Previous studies have shown an association between gestational diabetes and pregnancy complications including hypertension, preeclampsia, and preterm birth. We assessed the association of representative biomarkers with severe maternal morbidity among women with gestational diabetes.
Methods: This cohort study used data collected from common data model database at a single tertiary center in Seoul, Korea during 2004-2019. All patients with indication of gestational diabetes were included in the study. Cases were all women who experienced severe maternal morbidity using the ICD-10 codes identified by the Centers for Disease Control and Prevention. We assessed associations between representative biomarkers and severe maternal morbidity, using t-test and multivariable logistic regression models.
Results: Among 15,096 women who gave birth, the prevalence of gestational diabetes was 9.19% (n=1,388). Among those, 329 (23.7%) developed severe maternal morbidity during pregnancy. HbA1c, triglyceride, and fasting blood sugar were higher among women with severe maternal morbidity (p<0.05) and younger age showed association (p<0.01) with severe maternal morbidity.

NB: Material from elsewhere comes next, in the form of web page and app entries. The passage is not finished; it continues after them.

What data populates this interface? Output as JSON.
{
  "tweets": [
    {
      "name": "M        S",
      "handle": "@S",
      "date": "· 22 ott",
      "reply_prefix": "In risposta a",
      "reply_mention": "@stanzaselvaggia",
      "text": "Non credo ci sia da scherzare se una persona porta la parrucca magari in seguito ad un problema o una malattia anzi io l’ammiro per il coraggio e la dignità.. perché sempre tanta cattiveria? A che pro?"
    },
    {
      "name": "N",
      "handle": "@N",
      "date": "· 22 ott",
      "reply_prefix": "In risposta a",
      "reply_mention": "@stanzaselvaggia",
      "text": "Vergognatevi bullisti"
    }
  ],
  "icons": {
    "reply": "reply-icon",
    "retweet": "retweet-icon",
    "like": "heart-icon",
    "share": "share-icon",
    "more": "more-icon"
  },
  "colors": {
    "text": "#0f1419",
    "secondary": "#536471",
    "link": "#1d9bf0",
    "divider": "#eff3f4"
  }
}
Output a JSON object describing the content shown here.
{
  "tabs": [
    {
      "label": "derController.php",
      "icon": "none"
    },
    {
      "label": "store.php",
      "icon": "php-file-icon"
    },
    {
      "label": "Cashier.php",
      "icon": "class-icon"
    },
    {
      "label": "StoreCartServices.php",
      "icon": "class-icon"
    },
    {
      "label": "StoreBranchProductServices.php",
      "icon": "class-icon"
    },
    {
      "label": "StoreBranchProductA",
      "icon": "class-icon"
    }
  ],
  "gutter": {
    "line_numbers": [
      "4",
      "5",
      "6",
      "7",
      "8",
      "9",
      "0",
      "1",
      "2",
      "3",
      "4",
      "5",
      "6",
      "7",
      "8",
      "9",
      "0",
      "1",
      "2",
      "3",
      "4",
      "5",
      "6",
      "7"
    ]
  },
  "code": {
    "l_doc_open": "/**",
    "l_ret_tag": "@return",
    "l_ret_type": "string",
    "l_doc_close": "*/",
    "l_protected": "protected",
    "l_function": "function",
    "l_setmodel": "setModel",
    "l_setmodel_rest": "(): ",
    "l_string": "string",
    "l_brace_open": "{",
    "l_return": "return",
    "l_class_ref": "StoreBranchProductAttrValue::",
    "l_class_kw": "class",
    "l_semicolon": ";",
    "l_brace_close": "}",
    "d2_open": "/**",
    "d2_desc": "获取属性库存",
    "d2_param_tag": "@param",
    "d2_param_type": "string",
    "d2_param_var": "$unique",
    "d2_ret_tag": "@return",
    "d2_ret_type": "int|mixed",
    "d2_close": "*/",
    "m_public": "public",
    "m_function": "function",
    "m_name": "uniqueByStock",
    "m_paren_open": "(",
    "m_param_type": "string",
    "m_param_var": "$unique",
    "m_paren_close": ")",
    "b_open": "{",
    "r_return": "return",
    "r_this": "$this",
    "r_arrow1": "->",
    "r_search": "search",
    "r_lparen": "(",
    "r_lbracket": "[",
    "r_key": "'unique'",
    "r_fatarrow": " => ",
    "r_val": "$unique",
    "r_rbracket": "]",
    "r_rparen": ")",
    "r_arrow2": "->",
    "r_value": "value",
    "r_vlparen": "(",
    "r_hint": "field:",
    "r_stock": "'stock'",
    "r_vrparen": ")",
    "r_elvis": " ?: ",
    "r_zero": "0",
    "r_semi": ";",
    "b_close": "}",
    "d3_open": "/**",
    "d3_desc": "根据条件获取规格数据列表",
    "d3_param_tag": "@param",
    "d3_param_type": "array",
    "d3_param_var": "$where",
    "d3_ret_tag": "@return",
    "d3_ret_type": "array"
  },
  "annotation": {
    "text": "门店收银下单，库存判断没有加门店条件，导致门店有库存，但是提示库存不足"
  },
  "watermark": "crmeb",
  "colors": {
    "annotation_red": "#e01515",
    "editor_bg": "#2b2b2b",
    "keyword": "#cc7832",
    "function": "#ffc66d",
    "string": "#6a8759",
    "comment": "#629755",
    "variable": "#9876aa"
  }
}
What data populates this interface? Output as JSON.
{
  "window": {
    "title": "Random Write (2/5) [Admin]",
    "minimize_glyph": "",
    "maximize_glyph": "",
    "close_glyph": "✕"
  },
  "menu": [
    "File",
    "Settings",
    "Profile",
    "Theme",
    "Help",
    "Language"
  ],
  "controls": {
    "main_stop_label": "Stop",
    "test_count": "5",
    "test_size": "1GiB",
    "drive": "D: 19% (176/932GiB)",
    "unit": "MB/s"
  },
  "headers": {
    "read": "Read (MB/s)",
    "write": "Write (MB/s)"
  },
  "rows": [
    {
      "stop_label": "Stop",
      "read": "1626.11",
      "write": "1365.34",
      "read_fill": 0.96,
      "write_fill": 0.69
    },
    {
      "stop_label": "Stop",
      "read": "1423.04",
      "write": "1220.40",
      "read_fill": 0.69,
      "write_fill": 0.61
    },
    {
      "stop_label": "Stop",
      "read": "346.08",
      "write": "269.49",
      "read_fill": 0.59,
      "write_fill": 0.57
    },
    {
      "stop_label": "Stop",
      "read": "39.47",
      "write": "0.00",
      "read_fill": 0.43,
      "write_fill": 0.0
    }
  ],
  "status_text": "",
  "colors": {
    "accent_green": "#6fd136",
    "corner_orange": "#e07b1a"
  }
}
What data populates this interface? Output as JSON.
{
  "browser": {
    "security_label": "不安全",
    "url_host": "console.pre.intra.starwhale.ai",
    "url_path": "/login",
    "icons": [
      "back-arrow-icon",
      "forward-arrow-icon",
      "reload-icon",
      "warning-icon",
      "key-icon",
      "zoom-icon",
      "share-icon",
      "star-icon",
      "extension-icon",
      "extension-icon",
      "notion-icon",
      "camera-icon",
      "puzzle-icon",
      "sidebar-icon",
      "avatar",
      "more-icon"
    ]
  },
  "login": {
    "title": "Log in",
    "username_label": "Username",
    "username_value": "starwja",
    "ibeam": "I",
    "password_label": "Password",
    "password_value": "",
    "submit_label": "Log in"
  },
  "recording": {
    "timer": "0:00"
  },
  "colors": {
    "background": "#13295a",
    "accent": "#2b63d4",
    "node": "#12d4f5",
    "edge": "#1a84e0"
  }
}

Conclusion: This study showed that gestational diabetes was highly associated with severe maternal morbidity. Blood glucose and lipid metabolism were shown to be associated factors with severe maternal morbidity among women with gestational diabetes.